• _What you should do_
Below are the records; copy each line in them that holds the word "more".
************
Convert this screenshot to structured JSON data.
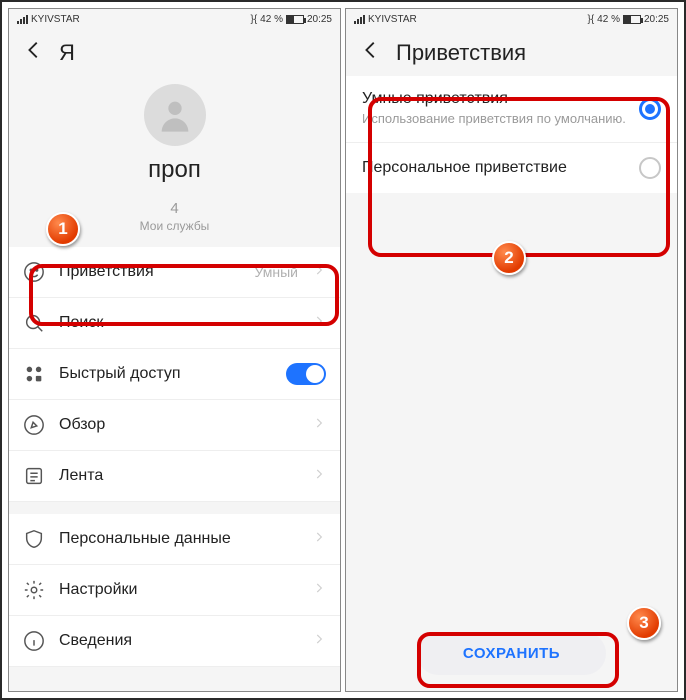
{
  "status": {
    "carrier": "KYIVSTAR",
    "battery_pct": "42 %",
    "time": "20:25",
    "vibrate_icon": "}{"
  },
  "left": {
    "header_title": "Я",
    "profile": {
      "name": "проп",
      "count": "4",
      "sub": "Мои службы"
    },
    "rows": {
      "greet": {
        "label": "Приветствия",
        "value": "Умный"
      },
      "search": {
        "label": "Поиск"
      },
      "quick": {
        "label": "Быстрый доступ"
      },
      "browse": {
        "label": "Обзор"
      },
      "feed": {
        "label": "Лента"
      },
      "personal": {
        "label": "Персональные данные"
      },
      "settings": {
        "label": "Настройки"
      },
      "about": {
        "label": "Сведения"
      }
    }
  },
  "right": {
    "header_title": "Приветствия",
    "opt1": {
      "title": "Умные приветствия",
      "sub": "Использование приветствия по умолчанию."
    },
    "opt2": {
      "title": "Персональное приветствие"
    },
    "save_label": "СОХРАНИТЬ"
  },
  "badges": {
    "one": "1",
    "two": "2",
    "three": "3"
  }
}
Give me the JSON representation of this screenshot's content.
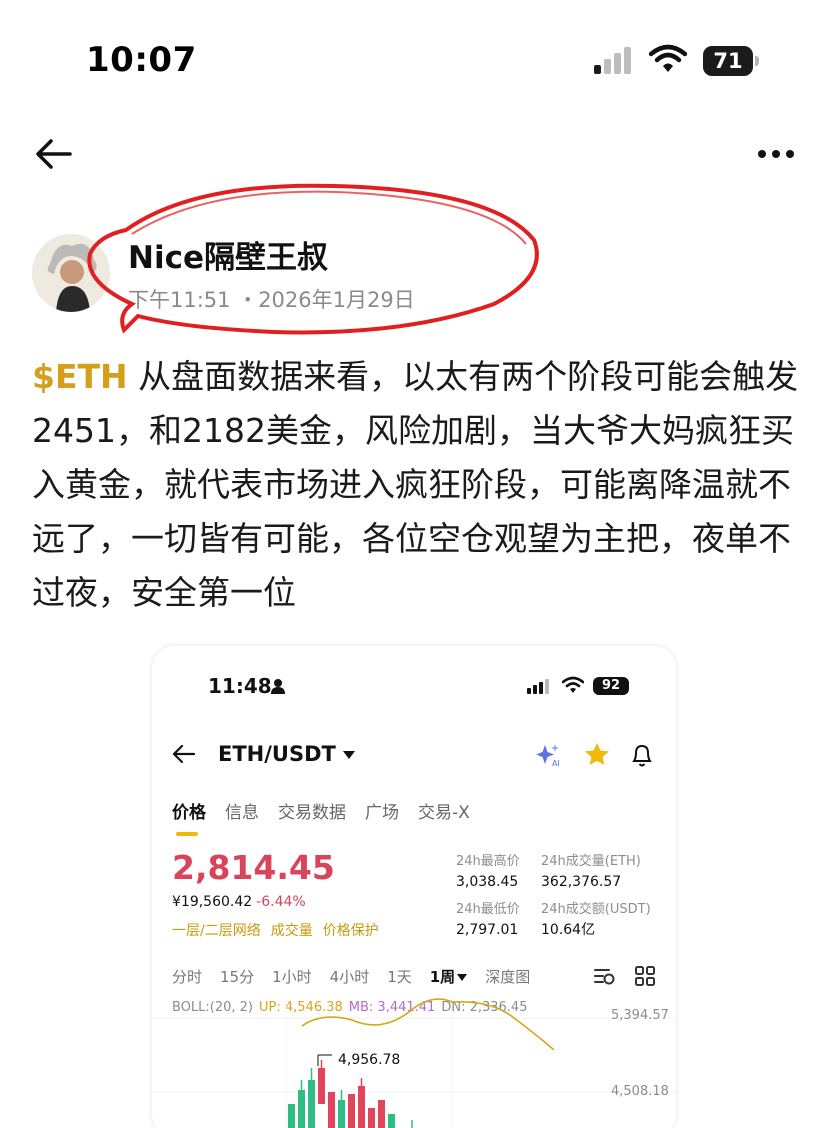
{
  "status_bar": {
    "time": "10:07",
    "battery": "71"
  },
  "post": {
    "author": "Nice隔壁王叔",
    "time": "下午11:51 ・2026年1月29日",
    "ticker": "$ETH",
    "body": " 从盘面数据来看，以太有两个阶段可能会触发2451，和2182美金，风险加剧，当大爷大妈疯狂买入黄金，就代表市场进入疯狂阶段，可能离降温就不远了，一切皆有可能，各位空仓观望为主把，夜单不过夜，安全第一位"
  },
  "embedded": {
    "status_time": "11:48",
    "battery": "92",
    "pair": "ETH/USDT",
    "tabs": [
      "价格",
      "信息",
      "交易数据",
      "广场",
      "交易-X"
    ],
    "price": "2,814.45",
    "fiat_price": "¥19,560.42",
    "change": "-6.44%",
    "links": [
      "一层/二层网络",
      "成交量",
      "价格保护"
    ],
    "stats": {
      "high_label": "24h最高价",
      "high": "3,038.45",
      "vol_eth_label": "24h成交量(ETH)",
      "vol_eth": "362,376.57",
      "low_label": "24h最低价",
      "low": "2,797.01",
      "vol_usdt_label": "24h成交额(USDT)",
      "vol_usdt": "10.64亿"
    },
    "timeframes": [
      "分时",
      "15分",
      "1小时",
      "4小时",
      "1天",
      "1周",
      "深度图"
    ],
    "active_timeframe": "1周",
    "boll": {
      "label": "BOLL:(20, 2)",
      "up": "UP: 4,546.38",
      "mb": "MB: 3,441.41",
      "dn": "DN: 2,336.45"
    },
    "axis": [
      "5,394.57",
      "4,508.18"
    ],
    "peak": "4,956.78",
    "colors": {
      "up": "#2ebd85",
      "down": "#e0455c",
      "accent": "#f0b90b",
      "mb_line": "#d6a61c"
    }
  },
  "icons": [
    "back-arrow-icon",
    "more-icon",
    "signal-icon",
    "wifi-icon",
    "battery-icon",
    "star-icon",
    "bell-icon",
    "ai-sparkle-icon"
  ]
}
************
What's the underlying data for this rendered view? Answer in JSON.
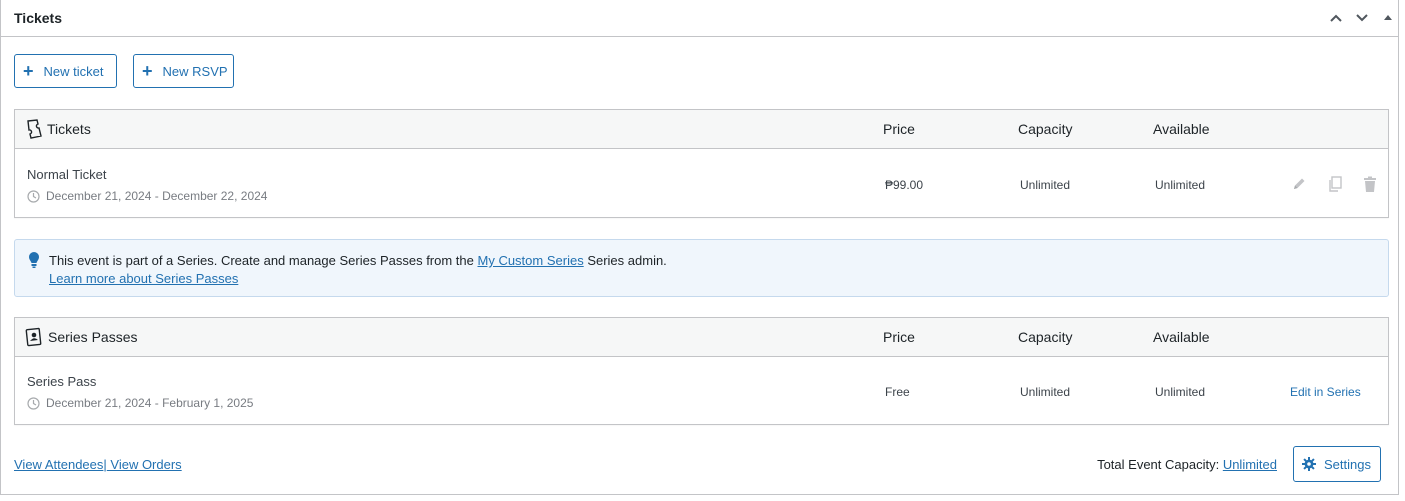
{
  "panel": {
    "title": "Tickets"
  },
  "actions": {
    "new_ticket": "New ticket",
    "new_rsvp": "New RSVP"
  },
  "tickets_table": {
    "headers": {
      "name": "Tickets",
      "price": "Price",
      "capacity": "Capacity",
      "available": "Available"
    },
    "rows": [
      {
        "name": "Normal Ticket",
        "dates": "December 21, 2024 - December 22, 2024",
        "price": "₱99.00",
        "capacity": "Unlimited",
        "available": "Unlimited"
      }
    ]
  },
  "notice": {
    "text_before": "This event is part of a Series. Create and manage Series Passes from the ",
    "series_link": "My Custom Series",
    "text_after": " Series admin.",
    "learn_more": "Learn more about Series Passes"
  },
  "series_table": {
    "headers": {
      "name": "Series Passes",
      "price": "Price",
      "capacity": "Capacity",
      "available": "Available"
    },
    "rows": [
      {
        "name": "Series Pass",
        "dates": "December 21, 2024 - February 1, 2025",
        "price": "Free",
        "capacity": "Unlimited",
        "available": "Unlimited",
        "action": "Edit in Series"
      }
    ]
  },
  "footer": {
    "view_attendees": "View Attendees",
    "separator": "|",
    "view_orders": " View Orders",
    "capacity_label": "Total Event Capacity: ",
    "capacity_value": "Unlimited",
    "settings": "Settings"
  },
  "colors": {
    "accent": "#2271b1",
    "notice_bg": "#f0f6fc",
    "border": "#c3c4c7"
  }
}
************
• _Task solution_
    "more-icon",
    "learn_more": "Learn more about Series Passes"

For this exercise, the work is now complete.